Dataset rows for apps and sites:
>>
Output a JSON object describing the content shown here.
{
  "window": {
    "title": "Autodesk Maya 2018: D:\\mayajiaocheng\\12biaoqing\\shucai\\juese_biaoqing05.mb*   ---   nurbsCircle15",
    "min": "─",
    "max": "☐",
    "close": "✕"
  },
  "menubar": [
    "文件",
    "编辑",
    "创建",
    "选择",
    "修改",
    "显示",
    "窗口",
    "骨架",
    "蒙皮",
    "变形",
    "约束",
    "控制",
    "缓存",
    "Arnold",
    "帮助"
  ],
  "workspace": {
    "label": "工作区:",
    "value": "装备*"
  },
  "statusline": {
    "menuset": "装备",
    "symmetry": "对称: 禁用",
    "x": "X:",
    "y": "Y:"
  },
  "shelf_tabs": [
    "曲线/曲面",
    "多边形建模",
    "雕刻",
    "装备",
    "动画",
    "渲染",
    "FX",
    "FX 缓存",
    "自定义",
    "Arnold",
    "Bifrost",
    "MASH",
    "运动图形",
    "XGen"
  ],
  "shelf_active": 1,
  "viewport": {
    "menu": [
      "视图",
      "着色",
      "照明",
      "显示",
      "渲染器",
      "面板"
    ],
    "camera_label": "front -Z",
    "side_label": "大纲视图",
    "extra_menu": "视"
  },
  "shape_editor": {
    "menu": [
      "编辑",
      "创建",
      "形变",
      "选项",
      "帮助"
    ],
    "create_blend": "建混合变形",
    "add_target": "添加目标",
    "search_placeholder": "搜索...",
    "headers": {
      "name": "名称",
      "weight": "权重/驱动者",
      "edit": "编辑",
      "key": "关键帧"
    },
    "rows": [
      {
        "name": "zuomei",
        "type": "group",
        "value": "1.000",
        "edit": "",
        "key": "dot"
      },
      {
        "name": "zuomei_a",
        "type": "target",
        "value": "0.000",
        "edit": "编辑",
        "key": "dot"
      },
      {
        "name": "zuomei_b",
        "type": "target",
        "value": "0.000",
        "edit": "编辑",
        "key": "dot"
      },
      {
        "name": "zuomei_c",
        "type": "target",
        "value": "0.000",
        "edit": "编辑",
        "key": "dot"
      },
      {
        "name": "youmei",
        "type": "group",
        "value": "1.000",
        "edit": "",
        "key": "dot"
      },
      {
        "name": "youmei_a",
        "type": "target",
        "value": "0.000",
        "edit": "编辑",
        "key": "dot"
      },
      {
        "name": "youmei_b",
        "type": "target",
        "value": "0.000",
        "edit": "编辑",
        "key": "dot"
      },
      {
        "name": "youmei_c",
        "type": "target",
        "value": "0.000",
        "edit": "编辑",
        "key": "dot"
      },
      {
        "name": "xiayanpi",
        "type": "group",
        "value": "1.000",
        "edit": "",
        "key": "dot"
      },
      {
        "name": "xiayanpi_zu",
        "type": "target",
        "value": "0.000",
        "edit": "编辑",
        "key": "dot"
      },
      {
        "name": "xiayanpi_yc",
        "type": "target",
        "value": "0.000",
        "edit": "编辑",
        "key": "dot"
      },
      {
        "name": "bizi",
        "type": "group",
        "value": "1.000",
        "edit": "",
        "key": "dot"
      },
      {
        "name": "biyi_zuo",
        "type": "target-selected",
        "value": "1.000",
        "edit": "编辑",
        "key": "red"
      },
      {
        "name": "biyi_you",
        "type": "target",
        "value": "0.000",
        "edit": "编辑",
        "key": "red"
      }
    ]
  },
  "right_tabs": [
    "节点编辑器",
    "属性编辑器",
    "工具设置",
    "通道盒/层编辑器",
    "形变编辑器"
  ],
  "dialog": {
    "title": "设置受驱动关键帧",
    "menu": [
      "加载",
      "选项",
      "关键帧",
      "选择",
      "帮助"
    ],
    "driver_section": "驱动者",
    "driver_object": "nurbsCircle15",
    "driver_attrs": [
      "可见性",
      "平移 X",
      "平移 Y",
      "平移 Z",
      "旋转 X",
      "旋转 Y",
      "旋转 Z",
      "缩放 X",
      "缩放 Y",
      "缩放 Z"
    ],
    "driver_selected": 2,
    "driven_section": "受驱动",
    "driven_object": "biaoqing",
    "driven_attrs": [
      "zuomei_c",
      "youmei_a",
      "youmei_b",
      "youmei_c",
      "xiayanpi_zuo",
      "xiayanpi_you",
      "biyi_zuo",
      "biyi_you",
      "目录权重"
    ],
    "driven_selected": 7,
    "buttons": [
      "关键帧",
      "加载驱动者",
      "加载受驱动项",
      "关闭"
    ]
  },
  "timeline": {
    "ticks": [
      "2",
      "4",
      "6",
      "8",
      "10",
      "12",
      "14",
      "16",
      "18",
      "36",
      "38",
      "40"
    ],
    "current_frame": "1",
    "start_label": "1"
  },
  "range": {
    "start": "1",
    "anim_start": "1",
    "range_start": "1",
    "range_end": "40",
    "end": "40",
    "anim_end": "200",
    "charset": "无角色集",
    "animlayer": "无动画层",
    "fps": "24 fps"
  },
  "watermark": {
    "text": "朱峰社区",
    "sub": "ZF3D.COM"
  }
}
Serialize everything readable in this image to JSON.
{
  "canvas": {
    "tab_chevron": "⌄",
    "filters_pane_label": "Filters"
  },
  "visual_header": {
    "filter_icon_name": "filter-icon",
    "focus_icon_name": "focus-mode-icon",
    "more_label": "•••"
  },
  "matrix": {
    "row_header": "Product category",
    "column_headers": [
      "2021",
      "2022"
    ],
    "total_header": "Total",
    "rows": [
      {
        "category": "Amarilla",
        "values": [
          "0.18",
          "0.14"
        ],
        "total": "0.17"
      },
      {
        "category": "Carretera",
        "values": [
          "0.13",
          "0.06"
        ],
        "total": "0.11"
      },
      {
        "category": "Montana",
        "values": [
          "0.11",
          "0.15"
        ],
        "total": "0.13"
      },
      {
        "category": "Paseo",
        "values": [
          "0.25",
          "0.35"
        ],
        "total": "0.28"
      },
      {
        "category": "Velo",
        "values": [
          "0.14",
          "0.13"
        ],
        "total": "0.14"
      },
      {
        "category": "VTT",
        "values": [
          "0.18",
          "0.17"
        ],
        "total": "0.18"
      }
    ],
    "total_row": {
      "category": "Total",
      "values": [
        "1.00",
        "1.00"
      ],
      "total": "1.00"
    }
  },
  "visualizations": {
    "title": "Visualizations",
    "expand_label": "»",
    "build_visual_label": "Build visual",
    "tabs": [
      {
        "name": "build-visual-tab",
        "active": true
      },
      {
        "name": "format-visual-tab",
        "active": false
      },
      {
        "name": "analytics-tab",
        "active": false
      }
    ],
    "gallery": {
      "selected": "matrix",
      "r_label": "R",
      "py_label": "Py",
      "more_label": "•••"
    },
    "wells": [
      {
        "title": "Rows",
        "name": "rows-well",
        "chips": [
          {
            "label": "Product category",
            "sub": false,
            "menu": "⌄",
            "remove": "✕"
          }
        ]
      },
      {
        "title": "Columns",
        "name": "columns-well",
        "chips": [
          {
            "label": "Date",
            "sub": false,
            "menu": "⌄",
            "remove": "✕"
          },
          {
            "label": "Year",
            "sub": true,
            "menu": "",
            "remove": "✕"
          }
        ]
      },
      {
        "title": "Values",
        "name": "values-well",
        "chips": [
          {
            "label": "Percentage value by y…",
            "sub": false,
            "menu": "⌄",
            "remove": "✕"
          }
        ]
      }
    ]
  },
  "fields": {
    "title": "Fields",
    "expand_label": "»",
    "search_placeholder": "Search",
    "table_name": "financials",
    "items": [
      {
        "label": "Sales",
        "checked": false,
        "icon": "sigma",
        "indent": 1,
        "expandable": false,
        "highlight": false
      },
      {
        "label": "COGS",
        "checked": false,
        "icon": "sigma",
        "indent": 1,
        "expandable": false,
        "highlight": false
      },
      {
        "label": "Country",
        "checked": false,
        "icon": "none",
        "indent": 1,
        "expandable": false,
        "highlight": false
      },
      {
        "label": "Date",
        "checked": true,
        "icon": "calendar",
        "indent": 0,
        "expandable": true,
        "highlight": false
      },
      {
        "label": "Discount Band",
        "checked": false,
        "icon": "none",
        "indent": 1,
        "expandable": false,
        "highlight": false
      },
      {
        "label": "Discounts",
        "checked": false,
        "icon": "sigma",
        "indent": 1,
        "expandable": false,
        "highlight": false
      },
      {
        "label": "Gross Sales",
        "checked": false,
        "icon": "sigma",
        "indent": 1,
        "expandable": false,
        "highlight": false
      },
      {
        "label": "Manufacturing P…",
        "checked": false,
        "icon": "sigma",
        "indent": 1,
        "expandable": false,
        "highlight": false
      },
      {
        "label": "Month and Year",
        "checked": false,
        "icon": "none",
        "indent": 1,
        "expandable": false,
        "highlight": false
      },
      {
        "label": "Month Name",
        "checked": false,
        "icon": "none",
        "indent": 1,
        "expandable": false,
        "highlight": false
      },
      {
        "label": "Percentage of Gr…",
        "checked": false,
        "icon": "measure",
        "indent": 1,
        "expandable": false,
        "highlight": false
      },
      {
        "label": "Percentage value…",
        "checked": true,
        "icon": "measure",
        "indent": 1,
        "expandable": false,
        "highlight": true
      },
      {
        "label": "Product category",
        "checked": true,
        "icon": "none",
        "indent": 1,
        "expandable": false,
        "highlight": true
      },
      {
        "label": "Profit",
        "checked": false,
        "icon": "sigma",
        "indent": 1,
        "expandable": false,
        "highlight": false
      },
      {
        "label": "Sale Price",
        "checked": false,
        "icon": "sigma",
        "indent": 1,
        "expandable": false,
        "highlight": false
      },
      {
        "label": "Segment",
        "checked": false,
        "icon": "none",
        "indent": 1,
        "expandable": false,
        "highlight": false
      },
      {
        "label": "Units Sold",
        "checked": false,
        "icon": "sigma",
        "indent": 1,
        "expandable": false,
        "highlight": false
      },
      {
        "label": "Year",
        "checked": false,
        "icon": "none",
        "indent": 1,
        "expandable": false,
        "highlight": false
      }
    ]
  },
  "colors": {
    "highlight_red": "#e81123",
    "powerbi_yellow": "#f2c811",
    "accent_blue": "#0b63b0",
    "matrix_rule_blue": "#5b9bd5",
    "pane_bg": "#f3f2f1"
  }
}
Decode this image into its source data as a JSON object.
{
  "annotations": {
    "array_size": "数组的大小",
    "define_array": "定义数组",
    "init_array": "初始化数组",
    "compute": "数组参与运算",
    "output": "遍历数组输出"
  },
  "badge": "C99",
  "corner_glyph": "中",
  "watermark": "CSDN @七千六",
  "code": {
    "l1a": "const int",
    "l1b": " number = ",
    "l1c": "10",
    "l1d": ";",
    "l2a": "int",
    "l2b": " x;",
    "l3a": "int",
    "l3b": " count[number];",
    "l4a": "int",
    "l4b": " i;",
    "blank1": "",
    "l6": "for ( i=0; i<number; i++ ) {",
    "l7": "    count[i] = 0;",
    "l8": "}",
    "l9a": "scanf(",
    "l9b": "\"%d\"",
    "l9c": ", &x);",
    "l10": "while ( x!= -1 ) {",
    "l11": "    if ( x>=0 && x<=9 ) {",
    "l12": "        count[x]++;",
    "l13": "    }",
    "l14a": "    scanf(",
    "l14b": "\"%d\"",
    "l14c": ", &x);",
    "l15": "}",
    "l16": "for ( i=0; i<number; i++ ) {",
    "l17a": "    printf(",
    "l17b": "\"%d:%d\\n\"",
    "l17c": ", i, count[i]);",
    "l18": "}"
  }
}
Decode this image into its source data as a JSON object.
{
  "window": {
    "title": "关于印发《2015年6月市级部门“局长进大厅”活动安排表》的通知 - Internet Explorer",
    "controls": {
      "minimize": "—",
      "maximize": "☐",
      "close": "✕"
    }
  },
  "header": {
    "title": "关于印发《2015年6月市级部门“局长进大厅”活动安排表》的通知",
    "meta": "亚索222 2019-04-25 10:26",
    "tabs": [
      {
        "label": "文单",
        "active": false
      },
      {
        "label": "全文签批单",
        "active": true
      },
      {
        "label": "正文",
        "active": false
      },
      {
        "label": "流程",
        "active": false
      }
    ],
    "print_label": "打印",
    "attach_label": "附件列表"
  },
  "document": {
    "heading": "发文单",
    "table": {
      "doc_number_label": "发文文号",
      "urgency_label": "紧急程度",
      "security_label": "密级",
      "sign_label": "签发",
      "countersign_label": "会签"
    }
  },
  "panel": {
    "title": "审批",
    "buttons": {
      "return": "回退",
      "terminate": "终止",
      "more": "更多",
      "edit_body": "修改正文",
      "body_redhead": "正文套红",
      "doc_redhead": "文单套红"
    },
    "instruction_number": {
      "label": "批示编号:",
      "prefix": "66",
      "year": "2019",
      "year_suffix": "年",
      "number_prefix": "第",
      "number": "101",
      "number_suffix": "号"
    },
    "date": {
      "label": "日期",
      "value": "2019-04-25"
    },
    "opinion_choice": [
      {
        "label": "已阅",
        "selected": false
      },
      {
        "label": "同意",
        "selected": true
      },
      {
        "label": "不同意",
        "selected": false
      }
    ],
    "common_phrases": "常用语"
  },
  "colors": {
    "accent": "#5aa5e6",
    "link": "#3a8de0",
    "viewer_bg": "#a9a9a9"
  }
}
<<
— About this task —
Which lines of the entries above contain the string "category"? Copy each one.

— Output —
    "row_header": "Product category",
        "category": "Amarilla",
        "category": "Carretera",
        "category": "Montana",
        "category": "Paseo",
        "category": "Velo",
        "category": "VTT",
      "category": "Total",
            "label": "Product category",
        "label": "Product category",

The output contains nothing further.